Here are our top 7 tips to really help you work out what’s going on:
1. Be totally honest about what you are putting into your body. What did you eat or drink before a flare up? Identifying any culprit(s) will really help. It might be that you’re just overindulging in something that you can only tolerate small amounts of, but you may also do better by cutting that food or food group out altogether. Cutting a food group out is a big deal, so do so under guidance from a nutritionist.
2. Remove stress where you can and learn how to cope with others: breathing exercises, gentle exercise including Pilates, yoga and walking are all good ideas. We hold tension across our entire bodies, and our gut can be strongly affected by stress.
3. Move. Are you glued to your desk chair, only to drive home and then sit on the sofa? Make time to move. It’s not about beach bods, quads the size of small children or looking good. It’s about helping your mind and body: exercise, no matter how gentle, will improve gut health and will boost your mental health too. We are designed to move.
4. Consider medication that you are ingesting. We all know that antibiotics damage our gut microbiome, but did you know that the contraceptive pill can cause changes to our gut too? Many other types of medication do the same. Of course, this doesn’t mean you need to stop taking it. Just take extra steps to support your gut.
5. Support your gut with nutrients and supplements. Our guts are as unique as we are, so the supplements (including probiotics, prebiotics and other anti-inflammatory nutrients) that work for your best friend might not work for you. Consult a nutritionist or functional medicine practitioner for help – we can refer you to good ones if you’re stuck.
6. Look back through your past. Is this really the first instance of gut weakness? Did you have eczema as a child, or any other skin conditions? The chances are that unless this was a reaction to a topical agent, your eczema was also the result of a systemic imbalance. It's nothing to be scared of, but it’s interesting to piece it all together to work out exactly what’s going on. This information will help identify the root cause: is your IBS. really being caused by that piece of cheese alone, or do you have a longstanding gut weakness that is being exacerbated by current factors?
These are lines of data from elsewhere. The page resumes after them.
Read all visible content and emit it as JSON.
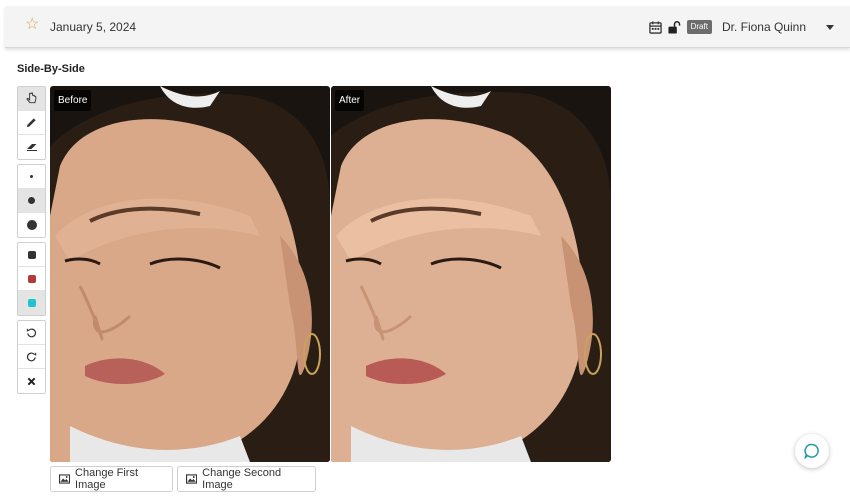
{
  "header": {
    "date": "January 5, 2024",
    "status_badge": "Draft",
    "doctor_name": "Dr. Fiona Quinn",
    "icons": [
      "star-icon",
      "calendar-icon",
      "unlock-icon",
      "chevron-down-icon"
    ]
  },
  "section": {
    "title": "Side-By-Side"
  },
  "toolbar": {
    "tools": [
      "pointer-icon",
      "pencil-icon",
      "eraser-icon"
    ],
    "sizes": [
      "small-dot",
      "medium-dot",
      "large-dot"
    ],
    "colors": [
      "#333333",
      "#b23a3a",
      "#1fc2cf"
    ],
    "actions": [
      "undo-icon",
      "redo-icon",
      "clear-icon"
    ]
  },
  "images": {
    "first_label": "Before",
    "second_label": "After"
  },
  "buttons": {
    "change_first": "Change First Image",
    "change_second": "Change Second Image"
  }
}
7. Try functional medicine, nutritional therapy, reflexology, acupuncture or osteopathy. No, we’re not tooting our own horns: these are all great therapies which really help to support imbalanced areas.